Yep. That's right. The reason you've found my dessicated corpse in here is because I ran into something. After all that fancy flying, I managed to forget all my training.
I unstrapped from the seat and made my way as best as I could down to the damage control station, in the vain hopes that I could restore the connection to the remaining guns. The mess in the shield generator's compartment put that idea down sharpish.
The generator was in three pieces. One was embedded in the main power conduit. The data cables were smashed to unrecognizable pulp. The casings which should have protected them were now floating loose in the compartment. I didn't have the skill to do surgery on the spinal cord of a spacecraft, so I closed the compartment silently and climbed back along the corridor. The scanner was still picking up the last ship. Escape was still not an option. The last thing I had left was salvage, and the puny damage control welder-cutter was grossly insufficient. Besides, this was a capital ship, not a carrier. Anything of use I found would neccessarily be absurdly large and completely useless to me, especially without a proper reactor.
I suited up anyway, dragging the ship close to a wall on the compactor beam. I cut through a frozen hatch in the wall of the propellant tank and found myself in a huge vessel.
I explored the ship, but I couldn't find anything I could take back. The damage control compartment I found was completely empty. The machine shop was dead, since the capital ship's reactor was out of commission. I found some spare rations in the galley, but they were unpalatable. I've been looking for anything useful for the past two weeks, and found nothing. Gradually, systems on the corvette have been dying. It's a race between life support and the backup reactor, at this point. I welded the corvette to the side of the tank, to keep it from floating off. Poor thing'll probably never fly again.
That alien ship's still out there, by the way. Bloody thing has nothing better to do than toss stuff at the hull.
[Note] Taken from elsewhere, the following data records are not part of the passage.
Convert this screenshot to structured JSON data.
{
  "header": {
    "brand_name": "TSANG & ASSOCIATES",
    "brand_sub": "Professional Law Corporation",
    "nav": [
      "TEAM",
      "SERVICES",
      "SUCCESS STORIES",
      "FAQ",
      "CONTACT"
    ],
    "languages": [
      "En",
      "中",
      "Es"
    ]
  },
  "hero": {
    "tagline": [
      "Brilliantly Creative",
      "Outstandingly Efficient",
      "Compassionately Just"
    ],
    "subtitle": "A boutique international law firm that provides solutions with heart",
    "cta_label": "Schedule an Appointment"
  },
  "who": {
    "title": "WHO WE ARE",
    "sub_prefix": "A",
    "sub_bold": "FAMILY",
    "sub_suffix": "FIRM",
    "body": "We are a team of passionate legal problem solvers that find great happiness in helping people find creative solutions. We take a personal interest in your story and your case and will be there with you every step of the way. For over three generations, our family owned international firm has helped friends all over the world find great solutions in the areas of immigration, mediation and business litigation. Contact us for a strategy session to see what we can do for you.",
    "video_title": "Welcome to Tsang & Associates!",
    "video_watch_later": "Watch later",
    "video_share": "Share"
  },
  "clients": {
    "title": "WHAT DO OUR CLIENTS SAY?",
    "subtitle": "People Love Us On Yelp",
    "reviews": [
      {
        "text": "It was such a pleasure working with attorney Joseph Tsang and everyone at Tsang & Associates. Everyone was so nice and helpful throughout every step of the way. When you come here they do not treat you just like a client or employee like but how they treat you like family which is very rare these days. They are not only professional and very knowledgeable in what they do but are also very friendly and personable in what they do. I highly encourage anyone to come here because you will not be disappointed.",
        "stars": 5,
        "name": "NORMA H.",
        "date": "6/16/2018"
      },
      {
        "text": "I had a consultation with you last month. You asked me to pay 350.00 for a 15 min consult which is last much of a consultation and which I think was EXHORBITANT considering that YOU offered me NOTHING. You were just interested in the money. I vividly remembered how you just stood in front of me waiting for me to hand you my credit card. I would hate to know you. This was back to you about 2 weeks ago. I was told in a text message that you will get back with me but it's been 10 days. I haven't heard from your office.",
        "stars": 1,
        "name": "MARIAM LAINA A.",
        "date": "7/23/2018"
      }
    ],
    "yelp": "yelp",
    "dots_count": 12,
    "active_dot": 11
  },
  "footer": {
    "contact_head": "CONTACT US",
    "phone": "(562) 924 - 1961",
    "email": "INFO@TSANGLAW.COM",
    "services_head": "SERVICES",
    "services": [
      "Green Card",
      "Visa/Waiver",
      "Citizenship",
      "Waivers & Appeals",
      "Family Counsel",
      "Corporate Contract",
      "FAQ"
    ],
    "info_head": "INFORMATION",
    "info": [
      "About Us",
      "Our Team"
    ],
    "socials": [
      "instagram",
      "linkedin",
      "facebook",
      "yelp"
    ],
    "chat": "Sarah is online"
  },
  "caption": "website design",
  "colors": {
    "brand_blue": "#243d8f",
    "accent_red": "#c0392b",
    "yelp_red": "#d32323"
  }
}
It tried to open my hidey-hole earlier today, but I welded the hole shut.
Well, it's been nice getting to know you, but my head is starting to hurt. Final log of some poor bastard miner who thought he could fly a warship, end.